European Union on 27 May 2013 lifted its arms embargo on the Syrian opposition, which has paved the way for individual EU member states to provide weapons to the Syrian rebels.
After long and continuous hour of talk EU governments failed to agree on extending the arms embargo, which effectively ends the EU's ban on supplying arms to the rebels.
The decision was actually taken under the persuasion of British Foreign Secretary William Hague — whose country had pushed with France for a lifting of the arms embargo.
Some other restrictive measures against Syria — which include financing restrictions, travel bans and asset freezes is also supposed to be extended for a year, as there is a fear that the entire sanctions regime could fall over a failure to agree on the arms issue.
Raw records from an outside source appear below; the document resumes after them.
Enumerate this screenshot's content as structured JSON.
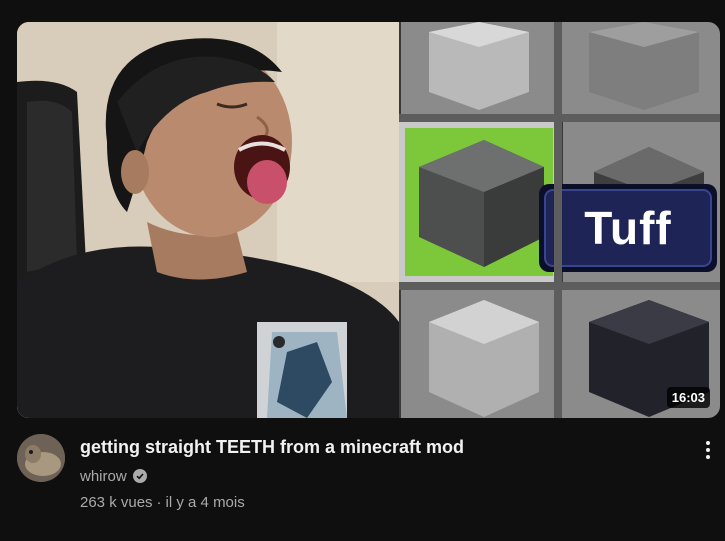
{
  "video": {
    "title": "getting straight TEETH from a minecraft mod",
    "duration": "16:03",
    "thumbnail_text": "Tuff",
    "channel": "whirow",
    "verified": true,
    "views": "263 k vues",
    "separator": "·",
    "age": "il y a 4 mois"
  },
  "colors": {
    "background": "#0f0f0f",
    "title": "#f1f1f1",
    "secondary_text": "#aaaaaa",
    "tuff_label_bg": "#1e2455",
    "highlight_tile": "#7cc83a"
  },
  "icons": {
    "menu": "more-vertical-icon",
    "verified": "verified-check-icon"
  }
}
Austria, Sweden, Finland and the Czech Republic are extremely reserved about pouring more arms into Syria, saying relaxing the arms embargo would only lead to more violence.
It is important here to note that the regime of President Bashar al-Assad has been using extensive firepower against lightly armed rebel factions. As per the latest UN Figure around 94000 people have died since the uprising against Assad's regime which was erupted in March 2011.